## Directions for this task
Scan the entries that follow and give only the number of lines containing "勇敢牛马".

Element data from apps and pages
****************************************

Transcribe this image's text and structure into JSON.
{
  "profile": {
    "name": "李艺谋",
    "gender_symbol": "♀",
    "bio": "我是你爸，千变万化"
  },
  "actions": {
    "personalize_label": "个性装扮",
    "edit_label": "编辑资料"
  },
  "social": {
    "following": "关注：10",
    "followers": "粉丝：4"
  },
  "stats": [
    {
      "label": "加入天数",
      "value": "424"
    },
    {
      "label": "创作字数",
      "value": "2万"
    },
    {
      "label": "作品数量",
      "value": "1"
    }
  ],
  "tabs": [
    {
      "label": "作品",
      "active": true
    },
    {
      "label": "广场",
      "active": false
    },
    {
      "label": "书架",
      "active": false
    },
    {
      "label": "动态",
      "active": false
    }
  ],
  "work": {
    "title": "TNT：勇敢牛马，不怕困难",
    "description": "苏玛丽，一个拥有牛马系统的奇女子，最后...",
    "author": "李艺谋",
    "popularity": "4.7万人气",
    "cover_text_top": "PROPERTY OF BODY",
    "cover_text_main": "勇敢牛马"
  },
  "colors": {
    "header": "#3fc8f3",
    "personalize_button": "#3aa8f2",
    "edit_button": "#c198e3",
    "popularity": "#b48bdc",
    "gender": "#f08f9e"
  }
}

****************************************

## Answer for this exercise
2